AP Sports Writer
BEREA, Ohio (AP) -- Michael Lombardi came back to the Browns as unpopular as the day he left.
He realizes there are Cleveland fans who still despise him and Bill Belichick for releasing popular quarterback Bernie Kosar in 1993. Lombardi knows there are skeptics who question his ability to evaluate talent after failed drafts in Oakland. He understands the doubts about him jumping back into a front office after five years on TV.
Lombardi can't change the past, so he's moving forward.
"I'm just asking for a fair and honest chance," he said.
Lombardi, who most recently worked as an analyst for NFL Network, was introduced as Cleveland's new vice president of player personnel on Friday, a hiring met with mostly disapproval by many Browns fans who associate him with those dark days in the mid-1990s before former owner Art Modell moved the franchise to Baltimore.
Lombardi is aware of the negativity surrounding his return.

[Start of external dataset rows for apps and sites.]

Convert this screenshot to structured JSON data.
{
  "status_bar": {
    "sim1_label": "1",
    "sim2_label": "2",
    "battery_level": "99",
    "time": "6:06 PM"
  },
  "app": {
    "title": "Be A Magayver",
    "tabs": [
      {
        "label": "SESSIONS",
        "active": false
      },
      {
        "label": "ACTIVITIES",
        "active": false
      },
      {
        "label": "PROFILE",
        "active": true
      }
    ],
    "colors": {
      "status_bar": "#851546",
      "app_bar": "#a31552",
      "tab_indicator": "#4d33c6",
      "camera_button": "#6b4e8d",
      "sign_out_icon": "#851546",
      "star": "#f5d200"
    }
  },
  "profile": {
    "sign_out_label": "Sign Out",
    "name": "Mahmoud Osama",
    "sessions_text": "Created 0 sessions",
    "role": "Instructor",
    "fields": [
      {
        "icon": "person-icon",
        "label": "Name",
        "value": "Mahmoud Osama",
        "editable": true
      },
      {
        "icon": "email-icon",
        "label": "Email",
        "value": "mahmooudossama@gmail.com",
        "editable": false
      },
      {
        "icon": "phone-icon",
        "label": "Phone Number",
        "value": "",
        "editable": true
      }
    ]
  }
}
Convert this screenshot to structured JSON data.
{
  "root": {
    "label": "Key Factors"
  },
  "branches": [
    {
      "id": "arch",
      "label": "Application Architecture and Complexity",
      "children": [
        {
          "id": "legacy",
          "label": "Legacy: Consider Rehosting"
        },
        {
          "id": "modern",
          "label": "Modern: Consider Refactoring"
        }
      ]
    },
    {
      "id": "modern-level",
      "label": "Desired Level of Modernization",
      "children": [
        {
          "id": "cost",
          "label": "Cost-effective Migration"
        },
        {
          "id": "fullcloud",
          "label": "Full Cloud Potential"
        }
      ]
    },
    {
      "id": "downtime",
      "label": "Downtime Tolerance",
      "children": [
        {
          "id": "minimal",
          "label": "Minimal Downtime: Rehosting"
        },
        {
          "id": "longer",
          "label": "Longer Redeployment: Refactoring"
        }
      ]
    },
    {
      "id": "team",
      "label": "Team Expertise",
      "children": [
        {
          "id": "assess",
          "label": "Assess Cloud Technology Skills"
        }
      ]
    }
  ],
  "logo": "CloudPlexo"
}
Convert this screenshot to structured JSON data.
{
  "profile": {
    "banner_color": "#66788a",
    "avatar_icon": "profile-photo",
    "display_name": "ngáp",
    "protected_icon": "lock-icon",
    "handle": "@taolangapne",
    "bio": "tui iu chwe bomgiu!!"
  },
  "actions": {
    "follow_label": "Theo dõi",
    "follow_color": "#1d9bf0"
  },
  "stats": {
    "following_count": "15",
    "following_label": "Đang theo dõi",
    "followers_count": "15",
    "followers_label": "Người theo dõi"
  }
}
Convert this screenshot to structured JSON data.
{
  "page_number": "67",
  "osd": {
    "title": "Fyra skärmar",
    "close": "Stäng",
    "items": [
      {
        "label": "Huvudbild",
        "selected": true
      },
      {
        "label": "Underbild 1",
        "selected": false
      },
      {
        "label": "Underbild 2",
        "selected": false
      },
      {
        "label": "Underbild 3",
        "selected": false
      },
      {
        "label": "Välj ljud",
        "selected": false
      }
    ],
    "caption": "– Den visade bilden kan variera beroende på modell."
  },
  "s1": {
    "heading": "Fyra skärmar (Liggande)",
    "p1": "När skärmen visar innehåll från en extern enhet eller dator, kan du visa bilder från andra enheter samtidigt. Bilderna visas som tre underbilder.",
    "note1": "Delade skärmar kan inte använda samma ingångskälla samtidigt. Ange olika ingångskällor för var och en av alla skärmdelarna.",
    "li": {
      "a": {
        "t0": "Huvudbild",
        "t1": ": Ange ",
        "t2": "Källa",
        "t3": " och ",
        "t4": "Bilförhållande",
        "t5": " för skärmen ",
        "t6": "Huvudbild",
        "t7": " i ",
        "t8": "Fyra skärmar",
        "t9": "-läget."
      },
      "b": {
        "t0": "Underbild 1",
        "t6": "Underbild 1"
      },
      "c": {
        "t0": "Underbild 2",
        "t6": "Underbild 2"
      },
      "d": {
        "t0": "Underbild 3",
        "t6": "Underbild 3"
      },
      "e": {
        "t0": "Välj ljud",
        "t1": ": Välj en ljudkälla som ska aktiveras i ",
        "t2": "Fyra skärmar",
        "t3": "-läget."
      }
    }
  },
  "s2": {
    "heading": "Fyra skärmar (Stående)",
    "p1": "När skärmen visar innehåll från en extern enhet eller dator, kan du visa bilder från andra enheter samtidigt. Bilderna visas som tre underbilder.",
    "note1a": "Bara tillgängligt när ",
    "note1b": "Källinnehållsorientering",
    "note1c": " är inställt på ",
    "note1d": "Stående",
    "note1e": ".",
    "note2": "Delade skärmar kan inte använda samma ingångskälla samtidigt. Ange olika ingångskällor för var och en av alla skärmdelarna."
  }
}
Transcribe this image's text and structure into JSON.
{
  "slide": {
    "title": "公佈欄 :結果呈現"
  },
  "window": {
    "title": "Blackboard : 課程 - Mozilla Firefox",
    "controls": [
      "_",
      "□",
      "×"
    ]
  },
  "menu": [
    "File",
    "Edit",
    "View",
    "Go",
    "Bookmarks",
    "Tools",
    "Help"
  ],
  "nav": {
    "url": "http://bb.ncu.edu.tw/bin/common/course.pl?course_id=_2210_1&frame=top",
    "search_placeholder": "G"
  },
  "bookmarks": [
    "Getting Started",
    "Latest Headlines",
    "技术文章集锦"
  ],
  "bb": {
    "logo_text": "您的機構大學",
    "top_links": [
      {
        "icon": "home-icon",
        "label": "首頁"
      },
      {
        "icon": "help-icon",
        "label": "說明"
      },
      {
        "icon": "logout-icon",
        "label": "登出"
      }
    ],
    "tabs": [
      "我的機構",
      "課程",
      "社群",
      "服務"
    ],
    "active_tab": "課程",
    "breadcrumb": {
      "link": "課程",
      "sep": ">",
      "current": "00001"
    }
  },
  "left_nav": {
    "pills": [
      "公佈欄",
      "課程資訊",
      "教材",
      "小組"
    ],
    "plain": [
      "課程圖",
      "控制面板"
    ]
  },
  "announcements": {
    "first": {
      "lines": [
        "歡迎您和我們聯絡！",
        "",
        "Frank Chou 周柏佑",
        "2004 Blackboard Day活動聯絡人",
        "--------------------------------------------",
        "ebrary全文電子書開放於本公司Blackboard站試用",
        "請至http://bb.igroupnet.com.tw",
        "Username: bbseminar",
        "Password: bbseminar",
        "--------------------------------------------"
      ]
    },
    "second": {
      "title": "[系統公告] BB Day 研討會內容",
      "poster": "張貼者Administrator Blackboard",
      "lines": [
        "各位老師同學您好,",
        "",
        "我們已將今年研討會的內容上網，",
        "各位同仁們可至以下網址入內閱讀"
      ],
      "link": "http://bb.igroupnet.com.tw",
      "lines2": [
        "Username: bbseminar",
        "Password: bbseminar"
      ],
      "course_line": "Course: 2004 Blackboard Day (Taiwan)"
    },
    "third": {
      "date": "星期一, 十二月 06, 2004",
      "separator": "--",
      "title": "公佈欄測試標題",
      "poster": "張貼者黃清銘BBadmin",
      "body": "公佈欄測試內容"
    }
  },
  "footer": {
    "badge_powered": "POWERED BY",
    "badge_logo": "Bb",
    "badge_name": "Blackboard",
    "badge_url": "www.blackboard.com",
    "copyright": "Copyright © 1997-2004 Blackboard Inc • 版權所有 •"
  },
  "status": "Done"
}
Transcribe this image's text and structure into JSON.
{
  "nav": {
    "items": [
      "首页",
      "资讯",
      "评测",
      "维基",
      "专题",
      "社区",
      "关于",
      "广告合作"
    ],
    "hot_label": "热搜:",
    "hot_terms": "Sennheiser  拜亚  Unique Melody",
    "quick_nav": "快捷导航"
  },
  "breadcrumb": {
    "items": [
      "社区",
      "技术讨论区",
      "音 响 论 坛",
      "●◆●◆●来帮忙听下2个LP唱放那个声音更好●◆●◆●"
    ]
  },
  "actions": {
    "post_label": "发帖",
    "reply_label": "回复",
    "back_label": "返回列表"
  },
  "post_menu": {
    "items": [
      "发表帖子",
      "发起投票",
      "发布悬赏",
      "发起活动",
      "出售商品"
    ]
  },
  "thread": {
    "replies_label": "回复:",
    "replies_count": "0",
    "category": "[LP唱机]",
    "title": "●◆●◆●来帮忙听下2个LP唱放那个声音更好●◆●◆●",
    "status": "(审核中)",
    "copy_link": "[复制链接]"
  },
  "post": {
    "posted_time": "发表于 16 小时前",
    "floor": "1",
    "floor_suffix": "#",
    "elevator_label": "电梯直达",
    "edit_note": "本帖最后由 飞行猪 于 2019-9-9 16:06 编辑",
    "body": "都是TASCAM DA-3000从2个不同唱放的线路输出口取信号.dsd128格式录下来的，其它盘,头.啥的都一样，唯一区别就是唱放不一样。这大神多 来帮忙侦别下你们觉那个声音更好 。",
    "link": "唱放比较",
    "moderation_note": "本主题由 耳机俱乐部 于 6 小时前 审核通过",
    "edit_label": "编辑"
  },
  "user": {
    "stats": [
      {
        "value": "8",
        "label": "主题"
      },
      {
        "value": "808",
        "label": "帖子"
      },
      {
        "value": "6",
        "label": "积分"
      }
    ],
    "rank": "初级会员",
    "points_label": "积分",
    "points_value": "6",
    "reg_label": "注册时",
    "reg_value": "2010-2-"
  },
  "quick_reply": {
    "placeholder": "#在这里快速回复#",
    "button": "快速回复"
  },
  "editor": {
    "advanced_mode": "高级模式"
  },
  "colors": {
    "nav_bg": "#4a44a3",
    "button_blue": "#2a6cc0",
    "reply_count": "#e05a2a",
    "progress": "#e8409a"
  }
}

The only thing he can do to change people's minds is help build the Browns into a consistent winner.
"Look," he said. "There is a great passion for football in this town. To me, whether it was a positive reaction or a negative reaction, the reaction is important because that's how important football is. It's my job to prove the reaction to be positive. It's not anybody else's. I take the responsibility to work hard at my craft and do it."
The 53-year-old Lombardi laughed when he was asked if the less-than-enthusiastic reception bothered him.
"I have thick skin," he said. "I worked for Al Davis. I've been ripped before."
He last worked in the NFL in 2007, the final of his eight years working under Davis, Oakland's maverick owner whose phone conversations with Lombardi never began with a 'hello' or ended with 'goodbye.' Lombardi ran the Raiders' personnel department and helped the team win three AFC titles and make one Super Bowl.
Before joining Oakland, he spent two seasons in Philadelphia working with new Browns CEO Joe Banner, who knew his decision to bring Lombardi to Cleveland would be met with criticism. Banner, though, believes Lombardi will be a perfect complement to owner Jimmy Haslam and new Browns coach Rob Chudzinski.
"Listen, I understand that I'm going out on the limb myself by hiring Mike," Banner said. "So I didn't do this casually. I've spent a lot of time talking to him about everything that matters before I put him in front of Jimmy or Chud. Time will tell if it's right or wrong, but I made (the choice) confidently and with my eyes open about the perceptions, about the realities, about my own time I spent with him.
"I feel comfortable with it."
Haslam said he consulted with "people at the very top of the NFL business" before he and Banner began their search for a new general manager or personnel director. Haslam said Lombardi, who has 22 years of pro front office experience, received high praise.
"Everyone of them said this," Haslam said. "'If you can get Mike Lombardi to be your general manager, you should hire him immediately.'"
After being introduced by Banner, Lombardi opened his remarks by saying he was "humbled and honored" to be back in Cleveland. Lombardi never imagined being back in the building where he spent long nights along with Belichick and his coaching staff, which included Alabama coach Nick Saban and Ravens GM Ozzie Newsome.
Lombardi is fond of those years and said he has changed in the time since.
"When we left in '96 after the team moved it was heartbreaking," he said. "I think we've all grown from those days. I know I have, and I think our careers have all grown. I stand in front of you different professionally and personally and with more passion than ever."
Banner has maintained a close relationship with Lombardi since their time together in Philadelphia. As the Browns pointed out in their press release, Lombardi played an integral role in the 1998 draft and a trade for linebacker Hugh Douglas, laying the foundation for the Eagles, who made four consecutive trips to the NFC Championship and one Super Bowl.
Banner feels his friend has grown.
"There's no question he's changed," Banner said. "First, he's very introspective and I don't know if I would have used that word 15 years ago. So I think his sense of self and his awareness of self is dramatically different than it was. Like too many of us, you don't fully appreciate something until you lose it.